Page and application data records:
■ ■ ■ ■ ■ ■ ■

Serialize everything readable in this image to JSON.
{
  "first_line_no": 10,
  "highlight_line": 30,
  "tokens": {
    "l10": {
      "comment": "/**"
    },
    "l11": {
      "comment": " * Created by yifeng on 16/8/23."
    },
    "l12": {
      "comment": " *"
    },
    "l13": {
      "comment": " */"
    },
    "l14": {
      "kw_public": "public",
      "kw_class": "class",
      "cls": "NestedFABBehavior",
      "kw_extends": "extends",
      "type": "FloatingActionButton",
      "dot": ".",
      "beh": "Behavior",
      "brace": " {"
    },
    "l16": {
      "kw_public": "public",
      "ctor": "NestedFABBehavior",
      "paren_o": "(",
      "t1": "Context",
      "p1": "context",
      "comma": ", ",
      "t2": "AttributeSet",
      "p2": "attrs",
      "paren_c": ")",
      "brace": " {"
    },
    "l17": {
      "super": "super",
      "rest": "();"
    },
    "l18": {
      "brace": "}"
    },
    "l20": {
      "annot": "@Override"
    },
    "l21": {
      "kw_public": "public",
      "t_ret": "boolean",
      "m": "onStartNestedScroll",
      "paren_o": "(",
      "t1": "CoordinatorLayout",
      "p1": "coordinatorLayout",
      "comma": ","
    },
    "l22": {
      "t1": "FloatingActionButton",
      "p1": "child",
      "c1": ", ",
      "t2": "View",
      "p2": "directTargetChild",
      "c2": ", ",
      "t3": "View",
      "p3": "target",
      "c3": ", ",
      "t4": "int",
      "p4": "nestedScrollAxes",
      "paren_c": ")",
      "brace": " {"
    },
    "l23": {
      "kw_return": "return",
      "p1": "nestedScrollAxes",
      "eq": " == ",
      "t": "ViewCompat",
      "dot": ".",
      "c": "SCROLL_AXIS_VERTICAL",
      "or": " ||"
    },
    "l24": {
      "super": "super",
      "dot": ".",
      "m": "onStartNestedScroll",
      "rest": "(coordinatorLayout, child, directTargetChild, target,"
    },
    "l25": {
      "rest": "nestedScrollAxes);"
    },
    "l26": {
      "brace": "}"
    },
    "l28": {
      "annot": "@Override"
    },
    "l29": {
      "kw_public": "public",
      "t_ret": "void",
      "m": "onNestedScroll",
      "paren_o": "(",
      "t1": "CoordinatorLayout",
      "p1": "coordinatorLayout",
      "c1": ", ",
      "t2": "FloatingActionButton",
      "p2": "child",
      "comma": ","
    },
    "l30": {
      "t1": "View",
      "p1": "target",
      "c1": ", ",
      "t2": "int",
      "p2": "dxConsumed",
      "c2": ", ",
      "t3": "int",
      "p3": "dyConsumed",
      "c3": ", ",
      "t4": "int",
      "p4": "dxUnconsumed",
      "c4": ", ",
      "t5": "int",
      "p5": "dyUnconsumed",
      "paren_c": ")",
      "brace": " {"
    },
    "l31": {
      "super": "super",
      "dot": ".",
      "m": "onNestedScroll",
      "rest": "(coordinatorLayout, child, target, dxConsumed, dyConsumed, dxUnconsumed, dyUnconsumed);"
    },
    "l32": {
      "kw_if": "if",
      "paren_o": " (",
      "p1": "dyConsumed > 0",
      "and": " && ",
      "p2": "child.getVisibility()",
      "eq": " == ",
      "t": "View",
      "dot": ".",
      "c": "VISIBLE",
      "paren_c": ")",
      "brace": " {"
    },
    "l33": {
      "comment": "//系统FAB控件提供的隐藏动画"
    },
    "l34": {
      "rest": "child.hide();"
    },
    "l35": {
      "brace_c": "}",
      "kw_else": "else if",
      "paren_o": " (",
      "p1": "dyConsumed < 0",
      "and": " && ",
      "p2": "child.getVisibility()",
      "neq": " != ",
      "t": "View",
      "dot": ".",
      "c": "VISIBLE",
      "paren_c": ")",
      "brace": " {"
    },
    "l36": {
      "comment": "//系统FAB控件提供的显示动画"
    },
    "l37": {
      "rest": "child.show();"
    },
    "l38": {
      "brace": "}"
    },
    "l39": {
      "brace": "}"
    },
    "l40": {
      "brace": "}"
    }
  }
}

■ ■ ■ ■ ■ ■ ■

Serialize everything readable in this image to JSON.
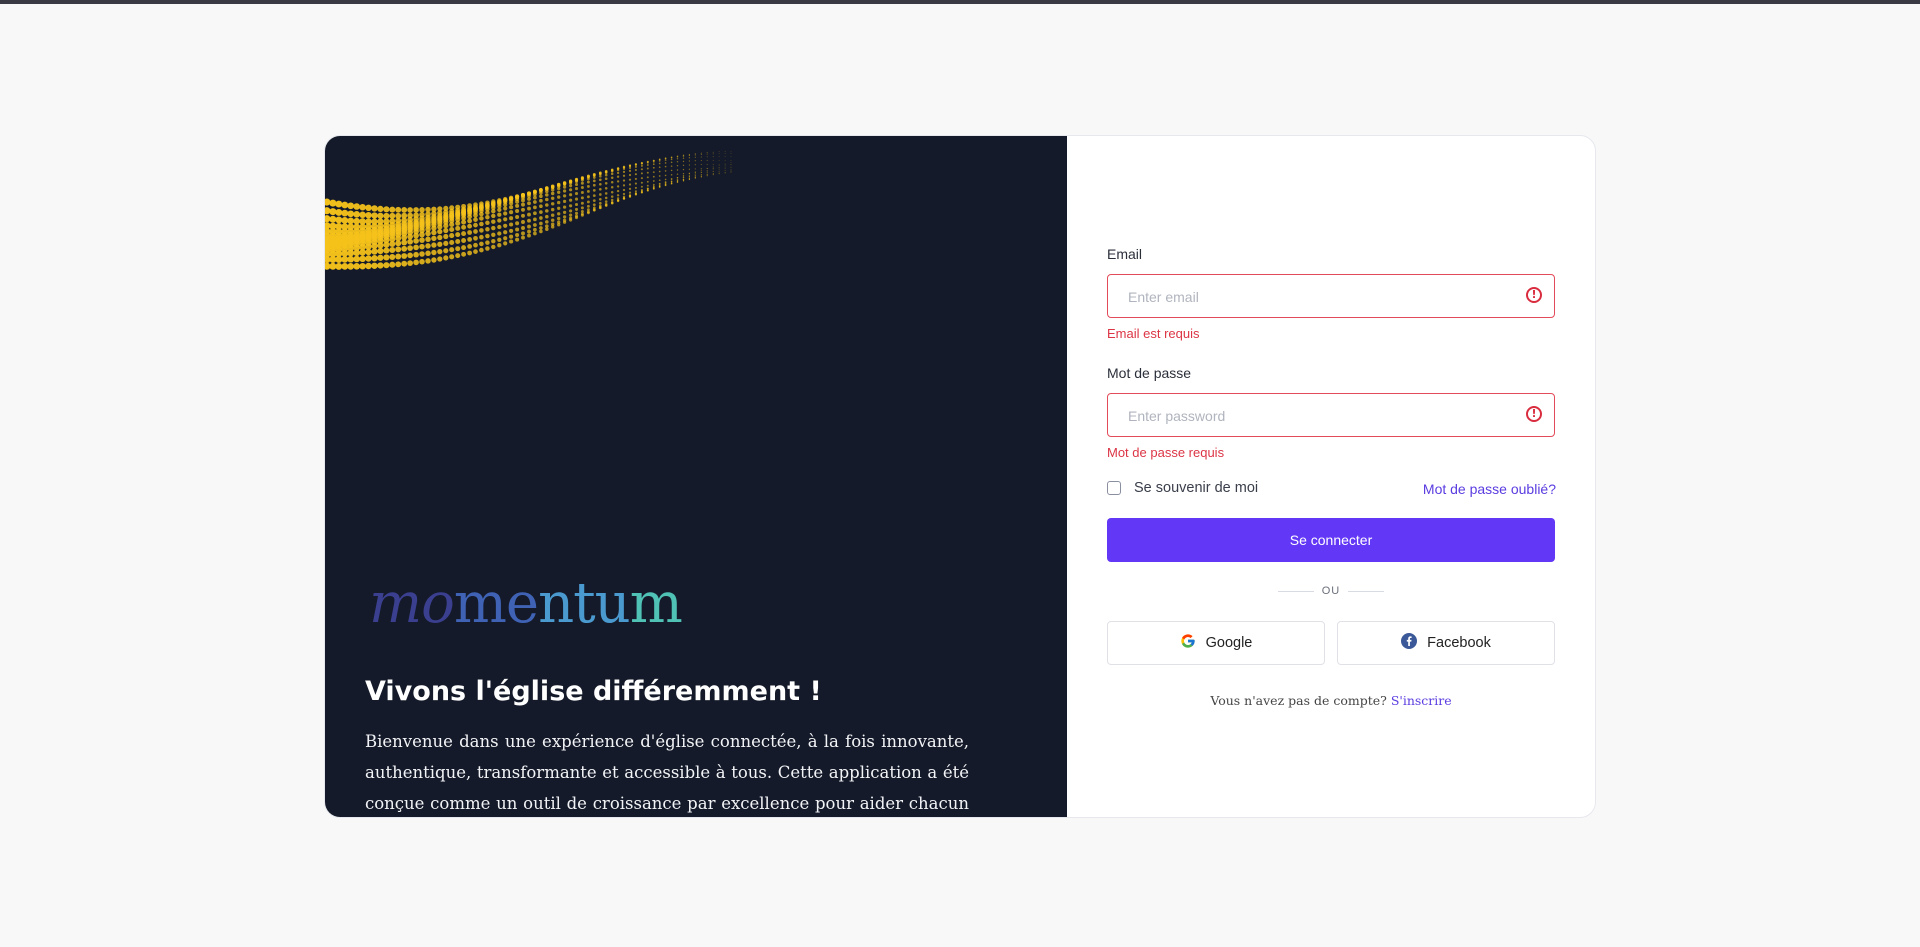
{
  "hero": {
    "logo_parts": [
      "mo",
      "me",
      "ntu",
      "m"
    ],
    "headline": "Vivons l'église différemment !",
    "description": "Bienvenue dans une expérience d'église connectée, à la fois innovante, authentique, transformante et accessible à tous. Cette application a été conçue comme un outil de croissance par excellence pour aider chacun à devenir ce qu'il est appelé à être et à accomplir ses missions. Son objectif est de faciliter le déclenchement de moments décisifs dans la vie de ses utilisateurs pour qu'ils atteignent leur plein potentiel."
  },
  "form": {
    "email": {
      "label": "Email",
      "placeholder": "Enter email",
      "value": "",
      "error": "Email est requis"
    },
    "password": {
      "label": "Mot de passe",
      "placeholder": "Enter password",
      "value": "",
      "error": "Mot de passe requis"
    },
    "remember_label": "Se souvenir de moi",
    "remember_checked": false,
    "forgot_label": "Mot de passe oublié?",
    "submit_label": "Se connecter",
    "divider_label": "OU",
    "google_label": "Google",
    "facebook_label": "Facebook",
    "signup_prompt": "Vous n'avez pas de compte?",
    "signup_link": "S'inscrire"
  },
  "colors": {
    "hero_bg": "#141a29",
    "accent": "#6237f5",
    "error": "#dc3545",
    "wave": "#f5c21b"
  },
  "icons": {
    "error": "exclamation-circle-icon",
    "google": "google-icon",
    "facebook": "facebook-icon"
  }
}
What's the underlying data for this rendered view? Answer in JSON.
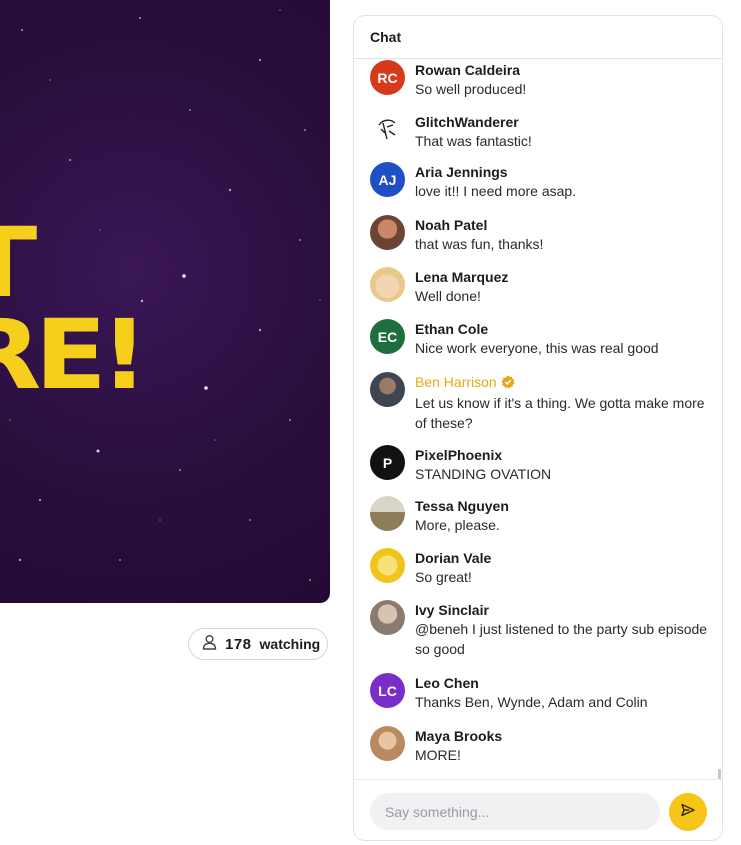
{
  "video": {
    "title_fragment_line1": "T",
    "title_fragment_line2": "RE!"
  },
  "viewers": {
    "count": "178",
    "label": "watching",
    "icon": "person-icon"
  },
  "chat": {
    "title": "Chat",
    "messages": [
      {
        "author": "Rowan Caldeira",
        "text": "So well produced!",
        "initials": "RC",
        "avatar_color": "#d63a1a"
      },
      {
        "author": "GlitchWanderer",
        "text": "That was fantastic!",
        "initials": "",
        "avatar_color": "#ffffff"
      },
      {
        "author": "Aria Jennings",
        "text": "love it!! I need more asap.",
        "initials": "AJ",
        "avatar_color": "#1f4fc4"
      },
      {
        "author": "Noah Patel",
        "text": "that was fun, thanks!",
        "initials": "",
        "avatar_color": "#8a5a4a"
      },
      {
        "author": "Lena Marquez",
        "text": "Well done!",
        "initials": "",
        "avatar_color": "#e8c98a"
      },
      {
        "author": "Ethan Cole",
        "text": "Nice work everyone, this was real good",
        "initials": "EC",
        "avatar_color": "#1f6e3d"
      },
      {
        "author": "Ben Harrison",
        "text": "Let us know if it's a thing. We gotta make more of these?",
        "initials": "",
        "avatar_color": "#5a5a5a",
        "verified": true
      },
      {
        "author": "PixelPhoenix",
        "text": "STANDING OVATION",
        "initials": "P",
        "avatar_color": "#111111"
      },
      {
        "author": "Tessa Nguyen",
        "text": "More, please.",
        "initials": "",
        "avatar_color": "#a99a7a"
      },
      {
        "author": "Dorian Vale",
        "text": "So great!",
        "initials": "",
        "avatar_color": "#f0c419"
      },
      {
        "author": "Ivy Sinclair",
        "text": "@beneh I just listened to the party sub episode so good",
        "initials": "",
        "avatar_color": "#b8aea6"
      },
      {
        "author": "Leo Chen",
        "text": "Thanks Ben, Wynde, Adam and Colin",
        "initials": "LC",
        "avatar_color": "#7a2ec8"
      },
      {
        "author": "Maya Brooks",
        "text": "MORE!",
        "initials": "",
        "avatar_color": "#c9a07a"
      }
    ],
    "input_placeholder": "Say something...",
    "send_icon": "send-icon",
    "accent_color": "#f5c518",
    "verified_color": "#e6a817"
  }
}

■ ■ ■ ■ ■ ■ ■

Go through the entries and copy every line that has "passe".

Response to the task:
      "label": "Mot de passe",
      "error": "Mot de passe requis"
    "forgot_label": "Mot de passe oublié?",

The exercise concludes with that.